DATA:
--

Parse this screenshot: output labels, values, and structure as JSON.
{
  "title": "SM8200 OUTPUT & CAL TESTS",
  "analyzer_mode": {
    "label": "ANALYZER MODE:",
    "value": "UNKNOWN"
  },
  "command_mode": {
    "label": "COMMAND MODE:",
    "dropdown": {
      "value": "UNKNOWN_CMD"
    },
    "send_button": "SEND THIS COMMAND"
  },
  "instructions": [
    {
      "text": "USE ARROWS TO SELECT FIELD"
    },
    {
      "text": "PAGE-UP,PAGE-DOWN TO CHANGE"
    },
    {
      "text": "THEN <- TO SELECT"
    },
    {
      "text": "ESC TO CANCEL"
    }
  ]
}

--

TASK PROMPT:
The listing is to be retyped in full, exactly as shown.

THE ANSWER:
Parse this screenshot: output labels, values, and structure as JSON.
{
  "title": "SM8200 OUTPUT & CAL TESTS",
  "analyzer_mode": {
    "label": "ANALYZER MODE:",
    "value": "UNKNOWN"
  },
  "command_mode": {
    "label": "COMMAND MODE:",
    "dropdown": {
      "value": "UNKNOWN_CMD"
    },
    "send_button": "SEND THIS COMMAND"
  },
  "instructions": [
    {
      "text": "USE ARROWS TO SELECT FIELD"
    },
    {
      "text": "PAGE-UP,PAGE-DOWN TO CHANGE"
    },
    {
      "text": "THEN <- TO SELECT"
    },
    {
      "text": "ESC TO CANCEL"
    }
  ]
}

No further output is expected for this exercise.